**PROBLEM**
If a line in the records contains the string "main", show that line.

(Web page and app entries)
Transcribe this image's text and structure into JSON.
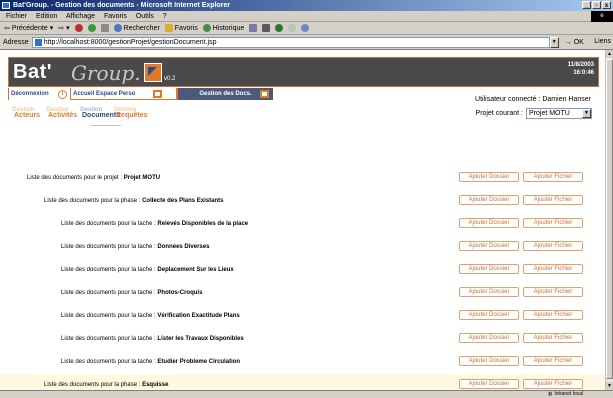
{
  "window": {
    "title": "Bat'Group. - Gestion des documents - Microsoft Internet Explorer",
    "controls": [
      "_",
      "▫",
      "x"
    ]
  },
  "menubar": [
    "Fichier",
    "Edition",
    "Affichage",
    "Favoris",
    "Outils",
    "?"
  ],
  "toolbar": {
    "back": "Précédente",
    "search": "Rechercher",
    "favorites": "Favoris",
    "history": "Historique"
  },
  "address": {
    "label": "Adresse",
    "url": "http://localhost:8000/gestionProjet/gestionDocument.jsp",
    "go": "OK",
    "links": "Liens"
  },
  "page": {
    "logo": {
      "bat": "Bat'",
      "group": "Group.",
      "version": "v0.2"
    },
    "date": "11/8/2003",
    "time": "16:0:46",
    "nav": {
      "deconnexion": "Déconnexion",
      "info": "i",
      "accueil": "Accueil Espace Perso",
      "docs": "Gestion des Docs."
    },
    "user": "Utilisateur connecté : Damien Hanser",
    "project_label": "Projet courant :",
    "project_value": "Projet MOTU",
    "subtabs": [
      {
        "ghost": "Gestion",
        "main": "Acteurs"
      },
      {
        "ghost": "Gestion",
        "main": "Activités"
      },
      {
        "ghost": "Gestion",
        "main": "Documents"
      },
      {
        "ghost": "Gestion",
        "main": "Requêtes"
      }
    ],
    "buttons": {
      "dossier": "Ajouter Dossier",
      "fichier": "Ajouter Fichier"
    },
    "rows": [
      {
        "prefix": "Liste des documents pour le projet :",
        "name": "Projet MOTU"
      },
      {
        "prefix": "Liste des documents pour la phase :",
        "name": "Collecte des Plans Existants"
      },
      {
        "prefix": "Liste des documents pour la tache :",
        "name": "Relevés Disponibles de la place"
      },
      {
        "prefix": "Liste des documents pour la tache :",
        "name": "Données Diverses"
      },
      {
        "prefix": "Liste des documents pour la tache :",
        "name": "Deplacement Sur les Lieux"
      },
      {
        "prefix": "Liste des documents pour la tache :",
        "name": "Photos-Croquis"
      },
      {
        "prefix": "Liste des documents pour la tache :",
        "name": "Vérification Exactitude Plans"
      },
      {
        "prefix": "Liste des documents pour la tache :",
        "name": "Lister les Travaux Disponibles"
      },
      {
        "prefix": "Liste des documents pour la tache :",
        "name": "Etudier Probleme Circulation"
      },
      {
        "prefix": "Liste des documents pour la phase :",
        "name": "Esquisse"
      }
    ]
  },
  "status": {
    "zone": "Intranet local"
  },
  "colors": {
    "accent": "#e07a2a",
    "header": "#4a4a4a",
    "navy": "#2a4a8a"
  }
}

**THE ANSWER**
        "main": "Acteurs"
        "main": "Activités"
        "main": "Documents"
        "main": "Requêtes"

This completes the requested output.